━━━ Records shown

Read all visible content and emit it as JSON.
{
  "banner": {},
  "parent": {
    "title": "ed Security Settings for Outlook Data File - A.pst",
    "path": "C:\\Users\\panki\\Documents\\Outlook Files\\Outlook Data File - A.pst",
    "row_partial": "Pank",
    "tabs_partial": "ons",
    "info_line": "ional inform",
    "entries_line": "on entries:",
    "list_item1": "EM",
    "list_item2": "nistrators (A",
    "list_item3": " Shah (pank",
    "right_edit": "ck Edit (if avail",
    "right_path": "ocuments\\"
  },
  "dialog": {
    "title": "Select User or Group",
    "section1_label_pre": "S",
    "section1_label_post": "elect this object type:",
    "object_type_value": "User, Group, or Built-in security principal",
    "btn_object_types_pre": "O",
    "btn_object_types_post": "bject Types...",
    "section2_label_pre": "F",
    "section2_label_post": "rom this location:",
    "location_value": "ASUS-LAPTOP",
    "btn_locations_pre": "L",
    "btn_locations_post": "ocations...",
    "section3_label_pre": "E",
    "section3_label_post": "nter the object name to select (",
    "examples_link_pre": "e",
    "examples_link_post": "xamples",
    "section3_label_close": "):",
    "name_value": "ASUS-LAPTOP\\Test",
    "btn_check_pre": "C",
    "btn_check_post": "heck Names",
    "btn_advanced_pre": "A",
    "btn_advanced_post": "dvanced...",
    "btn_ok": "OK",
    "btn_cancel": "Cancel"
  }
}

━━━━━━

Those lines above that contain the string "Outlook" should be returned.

    "title": "ed Security Settings for Outlook Data File - A.pst",
    "path": "C:\\Users\\panki\\Documents\\Outlook Files\\Outlook Data File - A.pst",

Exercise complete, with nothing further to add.